SpaceX’s Crew Dragon appears to have performed exactly as intended throughout the mission, handling the launch, ISS docking, undocking, de-orbit and splashdown in a fully automated process that kept the astronauts safe and secure throughout. This final phase included recovery of Behnken and Hurley at sea in the Gulf of Mexico using SpaceX’s GO Navigator recovery vessel, which went smoothly, with the capsule loaded onto Navigator around 3:18 PM EDT, and the hatch opened at roughly 4:00 PM EDT, and the crew exiting starting at around 4:06 PM EDT. There were a number of private vessels in the area (you can see them in the gif below), which is a violation of the security conditions, but SpaceX established a perimeter and continued, which is essentially the best they can do under these conditions.
With the successful completion of this mission, everything should be in place to allow for the full certification of Crew Dragon and Falcon 9 as rated for human spaceflight according to NASA’s exacting standards — provided a final, thorough review of the entire mission from start to finish doesn’t reveal any remaining issues that need tidying up. Again, based on what we’ve seen, it looks like a more or less picture-perfect mission for Demo-2 from start to finish, so I wouldn’t expect any major barriers to certification. Note that this is also the first human splashdown in 45 years — when the final Skylab crew did that in 1974.
That means that the next step for Crew Dragon is to begin regular service as America’s primary source of transportation to and from the Space Station. The first of its operational missions, designated Crew-1, is currently set to take place sometime in late September, and will carry three NASA astronauts and one JAXA astronaut to the station for a regular tour as crew members of the orbital science platform.
This now also means that NASA will have control over its own transportation method for its astronauts (and astronauts from friendly nations) to and from the Space Station since the retirement of the Space Shuttle in 2011. The Commercial Crew program was designed to provide just that, but rather than having NASA responsible for the launch and transportation spacecraft as with the Shuttle, it’s partnering with private companies to offer it commercial service for those flights – SpaceX is now the first to complete the testing and development program, and Boeing is in process of becoming a second commercial ride provider for NASA to rely on.

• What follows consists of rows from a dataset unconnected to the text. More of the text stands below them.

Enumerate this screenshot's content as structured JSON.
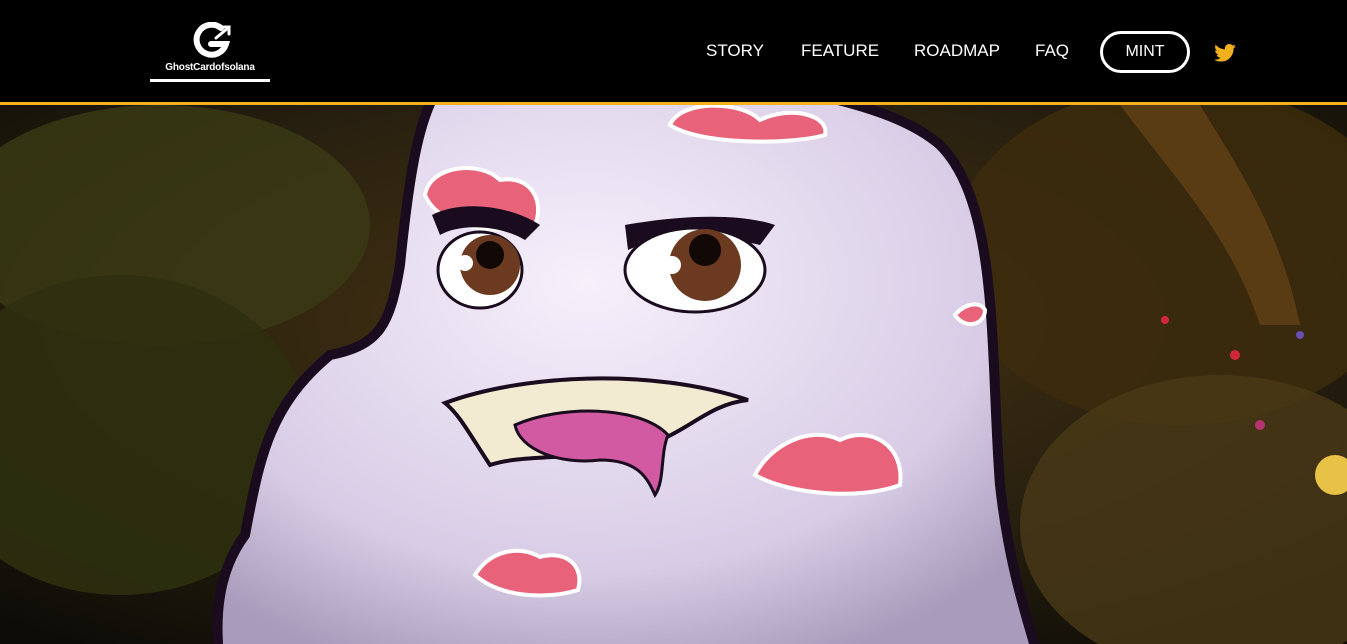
{
  "brand": {
    "name": "GhostCardofsolana",
    "accent": "#f2b01e"
  },
  "nav": {
    "items": [
      {
        "label": "STORY"
      },
      {
        "label": "FEATURE"
      },
      {
        "label": "ROADMAP"
      },
      {
        "label": "FAQ"
      }
    ],
    "mint_label": "MINT",
    "social_icon": "twitter-icon"
  },
  "hero": {
    "image": "ghost-mascot-forest-illustration"
  }
}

NASA wants to ensure continued access to the ISS, and is also hoping to save money long-term and enable the commercial space industry by sharing rides aboard the Crew Dragon and Boeing’s Starliner with commercial astronauts. SpaceX has already partnered with a company to begin selling return trips aboard Crew Dragon (without an ISS stop) for private spacefarers, and Dragon has a total of seven potential seats for flying people, with NASA missions only ever slated to occupy four of those spots.